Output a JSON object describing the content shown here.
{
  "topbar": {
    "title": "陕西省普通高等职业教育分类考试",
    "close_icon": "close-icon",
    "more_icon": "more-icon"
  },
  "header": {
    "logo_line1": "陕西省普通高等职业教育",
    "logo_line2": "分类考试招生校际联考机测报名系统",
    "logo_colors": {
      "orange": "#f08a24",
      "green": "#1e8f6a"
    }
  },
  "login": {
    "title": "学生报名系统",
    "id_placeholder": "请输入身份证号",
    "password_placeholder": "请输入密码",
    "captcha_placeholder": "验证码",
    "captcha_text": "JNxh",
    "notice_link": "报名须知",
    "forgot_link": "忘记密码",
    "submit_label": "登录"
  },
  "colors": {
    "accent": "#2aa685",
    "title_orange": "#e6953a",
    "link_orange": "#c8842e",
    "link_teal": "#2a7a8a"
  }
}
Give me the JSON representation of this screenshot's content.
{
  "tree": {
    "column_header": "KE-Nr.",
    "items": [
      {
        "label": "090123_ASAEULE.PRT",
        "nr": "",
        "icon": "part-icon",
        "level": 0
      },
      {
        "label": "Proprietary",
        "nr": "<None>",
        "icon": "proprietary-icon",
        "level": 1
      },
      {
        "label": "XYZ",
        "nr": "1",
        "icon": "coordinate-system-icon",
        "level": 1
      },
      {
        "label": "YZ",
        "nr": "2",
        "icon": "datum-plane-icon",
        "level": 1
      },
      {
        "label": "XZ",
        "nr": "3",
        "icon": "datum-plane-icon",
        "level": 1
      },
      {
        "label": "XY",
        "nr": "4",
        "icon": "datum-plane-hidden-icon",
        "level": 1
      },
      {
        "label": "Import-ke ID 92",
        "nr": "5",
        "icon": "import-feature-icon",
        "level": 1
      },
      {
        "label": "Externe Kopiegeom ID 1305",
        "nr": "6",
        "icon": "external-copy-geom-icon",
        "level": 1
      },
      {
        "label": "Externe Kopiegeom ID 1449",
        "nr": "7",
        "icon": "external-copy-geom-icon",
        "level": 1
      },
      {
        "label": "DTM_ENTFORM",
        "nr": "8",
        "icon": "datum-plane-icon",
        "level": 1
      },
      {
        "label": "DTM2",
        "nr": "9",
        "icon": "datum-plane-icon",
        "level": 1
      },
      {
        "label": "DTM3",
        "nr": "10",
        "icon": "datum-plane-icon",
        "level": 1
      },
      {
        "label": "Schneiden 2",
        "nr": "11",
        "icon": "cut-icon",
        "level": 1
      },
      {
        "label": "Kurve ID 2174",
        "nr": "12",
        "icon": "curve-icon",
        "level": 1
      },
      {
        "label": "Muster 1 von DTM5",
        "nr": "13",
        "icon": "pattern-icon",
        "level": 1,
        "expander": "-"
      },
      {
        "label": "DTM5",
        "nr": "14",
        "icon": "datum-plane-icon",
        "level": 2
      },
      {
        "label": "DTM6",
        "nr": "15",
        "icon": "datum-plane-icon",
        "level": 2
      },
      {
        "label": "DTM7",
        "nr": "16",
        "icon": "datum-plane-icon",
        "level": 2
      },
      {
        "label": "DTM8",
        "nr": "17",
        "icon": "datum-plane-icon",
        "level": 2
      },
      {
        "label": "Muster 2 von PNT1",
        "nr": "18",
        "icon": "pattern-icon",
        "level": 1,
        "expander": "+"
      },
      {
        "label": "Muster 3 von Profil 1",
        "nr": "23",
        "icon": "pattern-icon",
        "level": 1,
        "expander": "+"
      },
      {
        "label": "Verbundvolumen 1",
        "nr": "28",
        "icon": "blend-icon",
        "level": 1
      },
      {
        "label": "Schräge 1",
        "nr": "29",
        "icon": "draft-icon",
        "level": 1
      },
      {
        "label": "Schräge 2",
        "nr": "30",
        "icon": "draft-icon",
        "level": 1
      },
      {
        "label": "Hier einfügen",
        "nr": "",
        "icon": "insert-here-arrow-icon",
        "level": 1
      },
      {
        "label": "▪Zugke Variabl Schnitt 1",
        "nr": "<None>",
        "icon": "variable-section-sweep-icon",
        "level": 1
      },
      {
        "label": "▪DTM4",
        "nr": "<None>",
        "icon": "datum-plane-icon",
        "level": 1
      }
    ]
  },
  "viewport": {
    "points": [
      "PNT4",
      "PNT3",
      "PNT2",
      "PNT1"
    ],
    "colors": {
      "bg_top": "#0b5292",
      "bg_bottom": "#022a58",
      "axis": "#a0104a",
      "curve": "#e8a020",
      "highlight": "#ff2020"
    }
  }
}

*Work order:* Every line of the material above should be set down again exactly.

*Answer for this exercise:*
Output a JSON object describing the content shown here.
{
  "topbar": {
    "title": "陕西省普通高等职业教育分类考试",
    "close_icon": "close-icon",
    "more_icon": "more-icon"
  },
  "header": {
    "logo_line1": "陕西省普通高等职业教育",
    "logo_line2": "分类考试招生校际联考机测报名系统",
    "logo_colors": {
      "orange": "#f08a24",
      "green": "#1e8f6a"
    }
  },
  "login": {
    "title": "学生报名系统",
    "id_placeholder": "请输入身份证号",
    "password_placeholder": "请输入密码",
    "captcha_placeholder": "验证码",
    "captcha_text": "JNxh",
    "notice_link": "报名须知",
    "forgot_link": "忘记密码",
    "submit_label": "登录"
  },
  "colors": {
    "accent": "#2aa685",
    "title_orange": "#e6953a",
    "link_orange": "#c8842e",
    "link_teal": "#2a7a8a"
  }
}
Give me the JSON representation of this screenshot's content.
{
  "tree": {
    "column_header": "KE-Nr.",
    "items": [
      {
        "label": "090123_ASAEULE.PRT",
        "nr": "",
        "icon": "part-icon",
        "level": 0
      },
      {
        "label": "Proprietary",
        "nr": "<None>",
        "icon": "proprietary-icon",
        "level": 1
      },
      {
        "label": "XYZ",
        "nr": "1",
        "icon": "coordinate-system-icon",
        "level": 1
      },
      {
        "label": "YZ",
        "nr": "2",
        "icon": "datum-plane-icon",
        "level": 1
      },
      {
        "label": "XZ",
        "nr": "3",
        "icon": "datum-plane-icon",
        "level": 1
      },
      {
        "label": "XY",
        "nr": "4",
        "icon": "datum-plane-hidden-icon",
        "level": 1
      },
      {
        "label": "Import-ke ID 92",
        "nr": "5",
        "icon": "import-feature-icon",
        "level": 1
      },
      {
        "label": "Externe Kopiegeom ID 1305",
        "nr": "6",
        "icon": "external-copy-geom-icon",
        "level": 1
      },
      {
        "label": "Externe Kopiegeom ID 1449",
        "nr": "7",
        "icon": "external-copy-geom-icon",
        "level": 1
      },
      {
        "label": "DTM_ENTFORM",
        "nr": "8",
        "icon": "datum-plane-icon",
        "level": 1
      },
      {
        "label": "DTM2",
        "nr": "9",
        "icon": "datum-plane-icon",
        "level": 1
      },
      {
        "label": "DTM3",
        "nr": "10",
        "icon": "datum-plane-icon",
        "level": 1
      },
      {
        "label": "Schneiden 2",
        "nr": "11",
        "icon": "cut-icon",
        "level": 1
      },
      {
        "label": "Kurve ID 2174",
        "nr": "12",
        "icon": "curve-icon",
        "level": 1
      },
      {
        "label": "Muster 1 von DTM5",
        "nr": "13",
        "icon": "pattern-icon",
        "level": 1,
        "expander": "-"
      },
      {
        "label": "DTM5",
        "nr": "14",
        "icon": "datum-plane-icon",
        "level": 2
      },
      {
        "label": "DTM6",
        "nr": "15",
        "icon": "datum-plane-icon",
        "level": 2
      },
      {
        "label": "DTM7",
        "nr": "16",
        "icon": "datum-plane-icon",
        "level": 2
      },
      {
        "label": "DTM8",
        "nr": "17",
        "icon": "datum-plane-icon",
        "level": 2
      },
      {
        "label": "Muster 2 von PNT1",
        "nr": "18",
        "icon": "pattern-icon",
        "level": 1,
        "expander": "+"
      },
      {
        "label": "Muster 3 von Profil 1",
        "nr": "23",
        "icon": "pattern-icon",
        "level": 1,
        "expander": "+"
      },
      {
        "label": "Verbundvolumen 1",
        "nr": "28",
        "icon": "blend-icon",
        "level": 1
      },
      {
        "label": "Schräge 1",
        "nr": "29",
        "icon": "draft-icon",
        "level": 1
      },
      {
        "label": "Schräge 2",
        "nr": "30",
        "icon": "draft-icon",
        "level": 1
      },
      {
        "label": "Hier einfügen",
        "nr": "",
        "icon": "insert-here-arrow-icon",
        "level": 1
      },
      {
        "label": "▪Zugke Variabl Schnitt 1",
        "nr": "<None>",
        "icon": "variable-section-sweep-icon",
        "level": 1
      },
      {
        "label": "▪DTM4",
        "nr": "<None>",
        "icon": "datum-plane-icon",
        "level": 1
      }
    ]
  },
  "viewport": {
    "points": [
      "PNT4",
      "PNT3",
      "PNT2",
      "PNT1"
    ],
    "colors": {
      "bg_top": "#0b5292",
      "bg_bottom": "#022a58",
      "axis": "#a0104a",
      "curve": "#e8a020",
      "highlight": "#ff2020"
    }
  }
}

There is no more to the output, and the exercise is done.